## ACTIVITY
Please restate each entry below, word for word.

*** Opening of INPUT ***

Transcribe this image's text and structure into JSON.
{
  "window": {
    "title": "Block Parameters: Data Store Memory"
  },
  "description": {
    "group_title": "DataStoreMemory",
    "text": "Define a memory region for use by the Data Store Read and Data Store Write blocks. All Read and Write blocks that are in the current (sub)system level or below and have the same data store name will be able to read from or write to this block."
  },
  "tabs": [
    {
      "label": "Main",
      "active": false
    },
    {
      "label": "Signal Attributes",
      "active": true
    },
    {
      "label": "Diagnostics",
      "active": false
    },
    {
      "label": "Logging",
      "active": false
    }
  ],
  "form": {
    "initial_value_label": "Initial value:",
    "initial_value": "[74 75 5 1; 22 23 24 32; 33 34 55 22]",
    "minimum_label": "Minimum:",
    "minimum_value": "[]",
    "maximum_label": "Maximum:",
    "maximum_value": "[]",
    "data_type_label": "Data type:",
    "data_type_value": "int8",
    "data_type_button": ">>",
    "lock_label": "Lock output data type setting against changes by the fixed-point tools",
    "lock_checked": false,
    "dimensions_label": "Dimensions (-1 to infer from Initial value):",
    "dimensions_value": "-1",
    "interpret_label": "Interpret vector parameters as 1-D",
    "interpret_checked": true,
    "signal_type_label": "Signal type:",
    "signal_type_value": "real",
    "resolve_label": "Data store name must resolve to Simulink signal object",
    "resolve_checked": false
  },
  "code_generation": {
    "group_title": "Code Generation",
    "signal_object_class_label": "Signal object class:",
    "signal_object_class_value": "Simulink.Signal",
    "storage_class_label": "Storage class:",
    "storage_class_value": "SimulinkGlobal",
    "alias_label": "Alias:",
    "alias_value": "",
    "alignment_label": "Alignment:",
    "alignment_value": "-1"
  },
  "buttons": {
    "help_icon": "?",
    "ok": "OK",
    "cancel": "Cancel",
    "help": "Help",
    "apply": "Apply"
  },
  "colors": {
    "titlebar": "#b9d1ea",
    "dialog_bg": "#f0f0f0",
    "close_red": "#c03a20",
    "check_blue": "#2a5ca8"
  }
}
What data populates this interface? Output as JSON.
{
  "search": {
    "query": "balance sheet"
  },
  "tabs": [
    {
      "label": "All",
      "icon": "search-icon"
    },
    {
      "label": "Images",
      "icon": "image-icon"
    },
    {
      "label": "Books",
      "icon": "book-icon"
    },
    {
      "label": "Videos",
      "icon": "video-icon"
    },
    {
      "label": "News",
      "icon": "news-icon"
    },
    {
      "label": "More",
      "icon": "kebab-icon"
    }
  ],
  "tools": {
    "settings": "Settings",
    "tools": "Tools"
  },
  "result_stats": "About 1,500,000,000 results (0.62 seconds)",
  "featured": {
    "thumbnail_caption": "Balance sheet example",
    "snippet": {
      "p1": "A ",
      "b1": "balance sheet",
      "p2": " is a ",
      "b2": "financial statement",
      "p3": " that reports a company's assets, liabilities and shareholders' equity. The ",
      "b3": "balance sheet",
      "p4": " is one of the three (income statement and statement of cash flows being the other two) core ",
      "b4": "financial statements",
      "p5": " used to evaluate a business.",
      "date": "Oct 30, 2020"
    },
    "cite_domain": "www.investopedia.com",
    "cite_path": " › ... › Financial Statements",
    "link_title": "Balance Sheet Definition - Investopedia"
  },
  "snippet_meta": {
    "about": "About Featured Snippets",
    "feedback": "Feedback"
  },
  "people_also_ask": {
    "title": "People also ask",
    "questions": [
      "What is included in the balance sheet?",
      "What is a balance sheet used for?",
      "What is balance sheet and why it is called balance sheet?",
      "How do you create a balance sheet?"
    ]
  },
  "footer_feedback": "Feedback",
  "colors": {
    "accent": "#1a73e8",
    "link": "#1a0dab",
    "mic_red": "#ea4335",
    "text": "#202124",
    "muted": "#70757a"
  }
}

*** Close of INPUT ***

## SOLUTION TO THE EXERCISE
Transcribe this image's text and structure into JSON.
{
  "window": {
    "title": "Block Parameters: Data Store Memory"
  },
  "description": {
    "group_title": "DataStoreMemory",
    "text": "Define a memory region for use by the Data Store Read and Data Store Write blocks. All Read and Write blocks that are in the current (sub)system level or below and have the same data store name will be able to read from or write to this block."
  },
  "tabs": [
    {
      "label": "Main",
      "active": false
    },
    {
      "label": "Signal Attributes",
      "active": true
    },
    {
      "label": "Diagnostics",
      "active": false
    },
    {
      "label": "Logging",
      "active": false
    }
  ],
  "form": {
    "initial_value_label": "Initial value:",
    "initial_value": "[74 75 5 1; 22 23 24 32; 33 34 55 22]",
    "minimum_label": "Minimum:",
    "minimum_value": "[]",
    "maximum_label": "Maximum:",
    "maximum_value": "[]",
    "data_type_label": "Data type:",
    "data_type_value": "int8",
    "data_type_button": ">>",
    "lock_label": "Lock output data type setting against changes by the fixed-point tools",
    "lock_checked": false,
    "dimensions_label": "Dimensions (-1 to infer from Initial value):",
    "dimensions_value": "-1",
    "interpret_label": "Interpret vector parameters as 1-D",
    "interpret_checked": true,
    "signal_type_label": "Signal type:",
    "signal_type_value": "real",
    "resolve_label": "Data store name must resolve to Simulink signal object",
    "resolve_checked": false
  },
  "code_generation": {
    "group_title": "Code Generation",
    "signal_object_class_label": "Signal object class:",
    "signal_object_class_value": "Simulink.Signal",
    "storage_class_label": "Storage class:",
    "storage_class_value": "SimulinkGlobal",
    "alias_label": "Alias:",
    "alias_value": "",
    "alignment_label": "Alignment:",
    "alignment_value": "-1"
  },
  "buttons": {
    "help_icon": "?",
    "ok": "OK",
    "cancel": "Cancel",
    "help": "Help",
    "apply": "Apply"
  },
  "colors": {
    "titlebar": "#b9d1ea",
    "dialog_bg": "#f0f0f0",
    "close_red": "#c03a20",
    "check_blue": "#2a5ca8"
  }
}
What data populates this interface? Output as JSON.
{
  "search": {
    "query": "balance sheet"
  },
  "tabs": [
    {
      "label": "All",
      "icon": "search-icon"
    },
    {
      "label": "Images",
      "icon": "image-icon"
    },
    {
      "label": "Books",
      "icon": "book-icon"
    },
    {
      "label": "Videos",
      "icon": "video-icon"
    },
    {
      "label": "News",
      "icon": "news-icon"
    },
    {
      "label": "More",
      "icon": "kebab-icon"
    }
  ],
  "tools": {
    "settings": "Settings",
    "tools": "Tools"
  },
  "result_stats": "About 1,500,000,000 results (0.62 seconds)",
  "featured": {
    "thumbnail_caption": "Balance sheet example",
    "snippet": {
      "p1": "A ",
      "b1": "balance sheet",
      "p2": " is a ",
      "b2": "financial statement",
      "p3": " that reports a company's assets, liabilities and shareholders' equity. The ",
      "b3": "balance sheet",
      "p4": " is one of the three (income statement and statement of cash flows being the other two) core ",
      "b4": "financial statements",
      "p5": " used to evaluate a business.",
      "date": "Oct 30, 2020"
    },
    "cite_domain": "www.investopedia.com",
    "cite_path": " › ... › Financial Statements",
    "link_title": "Balance Sheet Definition - Investopedia"
  },
  "snippet_meta": {
    "about": "About Featured Snippets",
    "feedback": "Feedback"
  },
  "people_also_ask": {
    "title": "People also ask",
    "questions": [
      "What is included in the balance sheet?",
      "What is a balance sheet used for?",
      "What is balance sheet and why it is called balance sheet?",
      "How do you create a balance sheet?"
    ]
  },
  "footer_feedback": "Feedback",
  "colors": {
    "accent": "#1a73e8",
    "link": "#1a0dab",
    "mic_red": "#ea4335",
    "text": "#202124",
    "muted": "#70757a"
  }
}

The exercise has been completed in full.